What is being asked:
Could you please repeat the data below word for word?
[Opening Supplied material section]
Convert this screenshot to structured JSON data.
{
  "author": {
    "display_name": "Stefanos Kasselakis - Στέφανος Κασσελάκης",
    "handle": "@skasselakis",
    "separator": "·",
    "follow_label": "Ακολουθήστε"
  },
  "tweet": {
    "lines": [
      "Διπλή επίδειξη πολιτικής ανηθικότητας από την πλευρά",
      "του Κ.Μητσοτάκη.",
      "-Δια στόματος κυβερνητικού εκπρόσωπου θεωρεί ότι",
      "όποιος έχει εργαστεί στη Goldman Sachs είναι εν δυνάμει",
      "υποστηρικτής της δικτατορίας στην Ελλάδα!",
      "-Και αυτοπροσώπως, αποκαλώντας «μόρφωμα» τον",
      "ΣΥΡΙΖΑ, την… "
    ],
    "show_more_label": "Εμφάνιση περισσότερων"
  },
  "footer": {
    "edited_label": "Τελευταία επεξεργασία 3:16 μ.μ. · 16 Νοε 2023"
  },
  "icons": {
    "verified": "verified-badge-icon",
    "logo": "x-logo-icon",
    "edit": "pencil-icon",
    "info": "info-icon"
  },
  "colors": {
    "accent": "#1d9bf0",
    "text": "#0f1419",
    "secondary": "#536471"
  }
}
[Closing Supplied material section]
Result of this exercise:
Convert this screenshot to structured JSON data.
{
  "author": {
    "display_name": "Stefanos Kasselakis - Στέφανος Κασσελάκης",
    "handle": "@skasselakis",
    "separator": "·",
    "follow_label": "Ακολουθήστε"
  },
  "tweet": {
    "lines": [
      "Διπλή επίδειξη πολιτικής ανηθικότητας από την πλευρά",
      "του Κ.Μητσοτάκη.",
      "-Δια στόματος κυβερνητικού εκπρόσωπου θεωρεί ότι",
      "όποιος έχει εργαστεί στη Goldman Sachs είναι εν δυνάμει",
      "υποστηρικτής της δικτατορίας στην Ελλάδα!",
      "-Και αυτοπροσώπως, αποκαλώντας «μόρφωμα» τον",
      "ΣΥΡΙΖΑ, την… "
    ],
    "show_more_label": "Εμφάνιση περισσότερων"
  },
  "footer": {
    "edited_label": "Τελευταία επεξεργασία 3:16 μ.μ. · 16 Νοε 2023"
  },
  "icons": {
    "verified": "verified-badge-icon",
    "logo": "x-logo-icon",
    "edit": "pencil-icon",
    "info": "info-icon"
  },
  "colors": {
    "accent": "#1d9bf0",
    "text": "#0f1419",
    "secondary": "#536471"
  }
}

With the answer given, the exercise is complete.